May contain some NSFW language.

FilmWonk rating: 7.5 out of 10

Show notes:

  • Music for this episode comes from the film’s soundtrack, including the tracks “Bad Girls” by M.I.A., and “Gucci Bag” by Reema Major.
  • We refer to an episode of the Slate Lexicon Valley podcast, an absolute must for language nerds. Check out the episode, which is entitled “Undocumented Illegals“.
  • In case you’re curious which film we were planning to see before the cell phone incident, I won’t promote it by mentioning its title here (and I’ve redacted it from the podcast), but the offending studio was Fox Searchlight.
  • The real-life players and criminal proceedings surrounding the Bling Ring are summarized on Wikipedia.

Listen above, or download: The Bling Ring (right-click, save as, or click/tap to play on a non-flash browser)

FilmWonk Podcast – Episode #34 – “Man of Steel” (dir. Zach Snyder)

Poster for "Man of Steel"

This week on the podcast, Glenn and Daniel dive back into the rough-and-tumble world of Zach Snyder and Superman – two characters whose prior installments have given us a healthy dose of skepticism. Can the stewardship of Christopher Nolan bring all the brooding angst and box-office domination that this franchise needs? Find out after the jump (45:48).

May contain some NSFW language.

FilmWonk rating: 5 out of 10

Show notes:

  • Music for this episode is the rather ironically-titled “What Are You Going to Do When You Are Not Saving the World?“, from Hans Zimmer’s enjoyable and epic score.
  • Pa Kent’s first name is Jonathan.
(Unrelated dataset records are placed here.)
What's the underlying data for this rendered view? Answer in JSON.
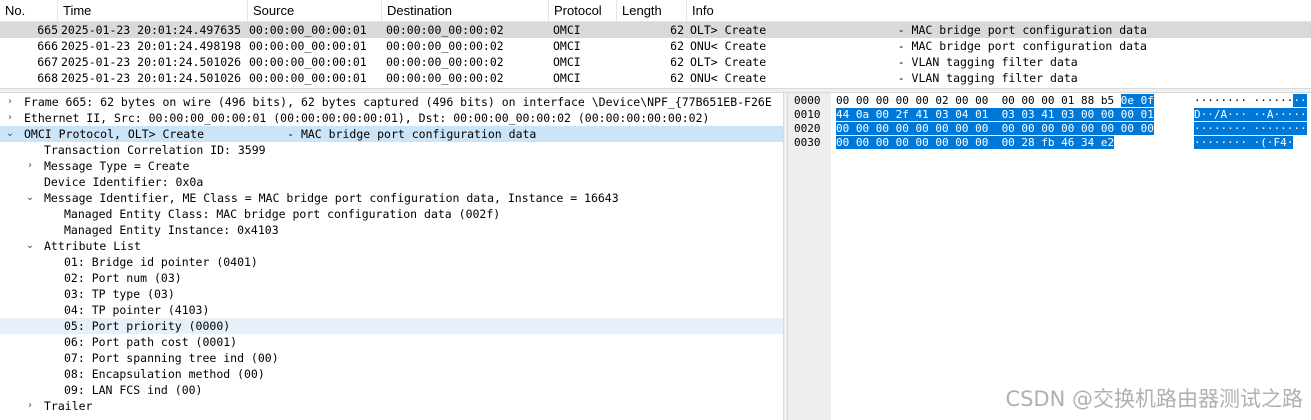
{
  "columns": [
    "No.",
    "Time",
    "Source",
    "Destination",
    "Protocol",
    "Length",
    "Info"
  ],
  "packets": [
    {
      "no": "665",
      "time": "2025-01-23 20:01:24.497635",
      "src": "00:00:00_00:00:01",
      "dst": "00:00:00_00:00:02",
      "proto": "OMCI",
      "len": "62",
      "info": "OLT> Create                   - MAC bridge port configuration data"
    },
    {
      "no": "666",
      "time": "2025-01-23 20:01:24.498198",
      "src": "00:00:00_00:00:01",
      "dst": "00:00:00_00:00:02",
      "proto": "OMCI",
      "len": "62",
      "info": "ONU< Create                   - MAC bridge port configuration data"
    },
    {
      "no": "667",
      "time": "2025-01-23 20:01:24.501026",
      "src": "00:00:00_00:00:01",
      "dst": "00:00:00_00:00:02",
      "proto": "OMCI",
      "len": "62",
      "info": "OLT> Create                   - VLAN tagging filter data"
    },
    {
      "no": "668",
      "time": "2025-01-23 20:01:24.501026",
      "src": "00:00:00_00:00:01",
      "dst": "00:00:00_00:00:02",
      "proto": "OMCI",
      "len": "62",
      "info": "ONU< Create                   - VLAN tagging filter data"
    }
  ],
  "tree": [
    {
      "arrow": "right",
      "text": "Frame 665: 62 bytes on wire (496 bits), 62 bytes captured (496 bits) on interface \\Device\\NPF_{77B651EB-F26E"
    },
    {
      "arrow": "right",
      "text": "Ethernet II, Src: 00:00:00_00:00:01 (00:00:00:00:00:01), Dst: 00:00:00_00:00:02 (00:00:00:00:00:02)"
    },
    {
      "arrow": "down",
      "text": "OMCI Protocol, OLT> Create            - MAC bridge port configuration data"
    },
    {
      "arrow": "none",
      "text": "Transaction Correlation ID: 3599"
    },
    {
      "arrow": "right",
      "text": "Message Type = Create"
    },
    {
      "arrow": "none",
      "text": "Device Identifier: 0x0a"
    },
    {
      "arrow": "down",
      "text": "Message Identifier, ME Class = MAC bridge port configuration data, Instance = 16643"
    },
    {
      "arrow": "none",
      "text": "Managed Entity Class: MAC bridge port configuration data (002f)"
    },
    {
      "arrow": "none",
      "text": "Managed Entity Instance: 0x4103"
    },
    {
      "arrow": "down",
      "text": "Attribute List"
    },
    {
      "arrow": "none",
      "text": "01: Bridge id pointer (0401)"
    },
    {
      "arrow": "none",
      "text": "02: Port num (03)"
    },
    {
      "arrow": "none",
      "text": "03: TP type (03)"
    },
    {
      "arrow": "none",
      "text": "04: TP pointer (4103)"
    },
    {
      "arrow": "none",
      "text": "05: Port priority (0000)"
    },
    {
      "arrow": "none",
      "text": "06: Port path cost (0001)"
    },
    {
      "arrow": "none",
      "text": "07: Port spanning tree ind (00)"
    },
    {
      "arrow": "none",
      "text": "08: Encapsulation method (00)"
    },
    {
      "arrow": "none",
      "text": "09: LAN FCS ind (00)"
    },
    {
      "arrow": "right",
      "text": "Trailer"
    }
  ],
  "bytes": [
    {
      "offset": "0000",
      "hex": "00 00 00 00 00 02 00 00  00 00 00 01 88 b5 ",
      "hex_hl": "0e 0f",
      "ascii": "········ ······",
      "ascii_hl": "··"
    },
    {
      "offset": "0010",
      "hex": "",
      "hex_hl": "44 0a 00 2f 41 03 04 01  03 03 41 03 00 00 00 01",
      "ascii": "",
      "ascii_hl": "D··/A··· ··A·····"
    },
    {
      "offset": "0020",
      "hex": "",
      "hex_hl": "00 00 00 00 00 00 00 00  00 00 00 00 00 00 00 00",
      "ascii": "",
      "ascii_hl": "········ ········"
    },
    {
      "offset": "0030",
      "hex": "",
      "hex_hl": "00 00 00 00 00 00 00 00  00 28 fb 46 34 e2",
      "ascii": "",
      "ascii_hl": "········ ·(·F4·"
    }
  ],
  "watermark": "CSDN @交换机路由器测试之路"
}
I don’t believe this was ever mentioned in the film.
  • Adam Quigley‘s “Antisocial Commentary” defense of Sucker Punch can be found on here on YouTube.
  • The good folks at BuzzFeed hired a consulting firm to estimate the costs and casualties – both direct and indirect – of Superman and Zod’s fight at the end of the film. The results: 129,000 dead, minimum. I misstated a couple of these figures on the podcast, so be sure to check it out for all the details.

Listen above, or download: Man of Steel (right-click, save as, or click/tap to play on a non-flash browser)